** Opening RECORDED INFORMATION block **

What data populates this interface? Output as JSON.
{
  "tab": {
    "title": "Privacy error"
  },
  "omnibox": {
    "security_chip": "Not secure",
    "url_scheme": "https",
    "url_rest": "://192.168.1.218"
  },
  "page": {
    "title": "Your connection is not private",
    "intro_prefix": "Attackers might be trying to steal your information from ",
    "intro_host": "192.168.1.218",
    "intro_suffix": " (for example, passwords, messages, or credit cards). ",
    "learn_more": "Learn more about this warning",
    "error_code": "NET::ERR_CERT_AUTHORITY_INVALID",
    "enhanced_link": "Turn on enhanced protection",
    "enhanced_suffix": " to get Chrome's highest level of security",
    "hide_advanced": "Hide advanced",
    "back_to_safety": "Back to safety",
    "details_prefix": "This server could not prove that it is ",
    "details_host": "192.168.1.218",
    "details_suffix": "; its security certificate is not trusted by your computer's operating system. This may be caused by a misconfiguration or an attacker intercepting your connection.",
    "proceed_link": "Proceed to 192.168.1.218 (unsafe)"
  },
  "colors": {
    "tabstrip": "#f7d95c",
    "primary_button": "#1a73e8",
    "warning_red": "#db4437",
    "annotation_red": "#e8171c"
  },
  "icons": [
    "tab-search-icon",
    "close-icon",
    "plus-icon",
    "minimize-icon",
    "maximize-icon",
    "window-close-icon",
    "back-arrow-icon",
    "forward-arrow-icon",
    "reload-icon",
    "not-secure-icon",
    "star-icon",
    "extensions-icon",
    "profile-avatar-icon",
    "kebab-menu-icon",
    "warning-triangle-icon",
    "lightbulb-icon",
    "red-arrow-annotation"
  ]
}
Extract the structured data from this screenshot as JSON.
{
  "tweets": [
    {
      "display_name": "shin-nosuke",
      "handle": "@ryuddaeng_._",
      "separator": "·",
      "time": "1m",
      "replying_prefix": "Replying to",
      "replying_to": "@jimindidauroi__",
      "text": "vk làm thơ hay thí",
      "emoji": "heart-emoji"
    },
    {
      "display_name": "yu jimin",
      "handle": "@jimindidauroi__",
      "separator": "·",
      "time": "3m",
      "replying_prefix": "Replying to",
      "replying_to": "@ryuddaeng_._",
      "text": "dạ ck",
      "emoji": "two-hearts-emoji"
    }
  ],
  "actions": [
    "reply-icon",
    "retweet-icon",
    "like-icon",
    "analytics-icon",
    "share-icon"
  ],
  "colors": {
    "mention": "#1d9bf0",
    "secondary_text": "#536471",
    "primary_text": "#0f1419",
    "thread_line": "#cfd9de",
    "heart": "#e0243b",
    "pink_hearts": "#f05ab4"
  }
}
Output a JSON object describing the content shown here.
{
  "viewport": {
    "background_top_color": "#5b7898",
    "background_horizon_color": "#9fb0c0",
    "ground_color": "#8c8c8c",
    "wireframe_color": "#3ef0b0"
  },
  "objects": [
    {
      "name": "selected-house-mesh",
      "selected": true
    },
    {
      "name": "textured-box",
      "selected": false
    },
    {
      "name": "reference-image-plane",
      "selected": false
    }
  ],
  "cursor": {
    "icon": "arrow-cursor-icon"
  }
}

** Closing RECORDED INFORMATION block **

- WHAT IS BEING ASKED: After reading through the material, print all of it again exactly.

- WRITTEN RESPONSE:
What data populates this interface? Output as JSON.
{
  "tab": {
    "title": "Privacy error"
  },
  "omnibox": {
    "security_chip": "Not secure",
    "url_scheme": "https",
    "url_rest": "://192.168.1.218"
  },
  "page": {
    "title": "Your connection is not private",
    "intro_prefix": "Attackers might be trying to steal your information from ",
    "intro_host": "192.168.1.218",
    "intro_suffix": " (for example, passwords, messages, or credit cards). ",
    "learn_more": "Learn more about this warning",
    "error_code": "NET::ERR_CERT_AUTHORITY_INVALID",
    "enhanced_link": "Turn on enhanced protection",
    "enhanced_suffix": " to get Chrome's highest level of security",
    "hide_advanced": "Hide advanced",
    "back_to_safety": "Back to safety",
    "details_prefix": "This server could not prove that it is ",
    "details_host": "192.168.1.218",
    "details_suffix": "; its security certificate is not trusted by your computer's operating system. This may be caused by a misconfiguration or an attacker intercepting your connection.",
    "proceed_link": "Proceed to 192.168.1.218 (unsafe)"
  },
  "colors": {
    "tabstrip": "#f7d95c",
    "primary_button": "#1a73e8",
    "warning_red": "#db4437",
    "annotation_red": "#e8171c"
  },
  "icons": [
    "tab-search-icon",
    "close-icon",
    "plus-icon",
    "minimize-icon",
    "maximize-icon",
    "window-close-icon",
    "back-arrow-icon",
    "forward-arrow-icon",
    "reload-icon",
    "not-secure-icon",
    "star-icon",
    "extensions-icon",
    "profile-avatar-icon",
    "kebab-menu-icon",
    "warning-triangle-icon",
    "lightbulb-icon",
    "red-arrow-annotation"
  ]
}
Extract the structured data from this screenshot as JSON.
{
  "tweets": [
    {
      "display_name": "shin-nosuke",
      "handle": "@ryuddaeng_._",
      "separator": "·",
      "time": "1m",
      "replying_prefix": "Replying to",
      "replying_to": "@jimindidauroi__",
      "text": "vk làm thơ hay thí",
      "emoji": "heart-emoji"
    },
    {
      "display_name": "yu jimin",
      "handle": "@jimindidauroi__",
      "separator": "·",
      "time": "3m",
      "replying_prefix": "Replying to",
      "replying_to": "@ryuddaeng_._",
      "text": "dạ ck",
      "emoji": "two-hearts-emoji"
    }
  ],
  "actions": [
    "reply-icon",
    "retweet-icon",
    "like-icon",
    "analytics-icon",
    "share-icon"
  ],
  "colors": {
    "mention": "#1d9bf0",
    "secondary_text": "#536471",
    "primary_text": "#0f1419",
    "thread_line": "#cfd9de",
    "heart": "#e0243b",
    "pink_hearts": "#f05ab4"
  }
}
Output a JSON object describing the content shown here.
{
  "viewport": {
    "background_top_color": "#5b7898",
    "background_horizon_color": "#9fb0c0",
    "ground_color": "#8c8c8c",
    "wireframe_color": "#3ef0b0"
  },
  "objects": [
    {
      "name": "selected-house-mesh",
      "selected": true
    },
    {
      "name": "textured-box",
      "selected": false
    },
    {
      "name": "reference-image-plane",
      "selected": false
    }
  ],
  "cursor": {
    "icon": "arrow-cursor-icon"
  }
}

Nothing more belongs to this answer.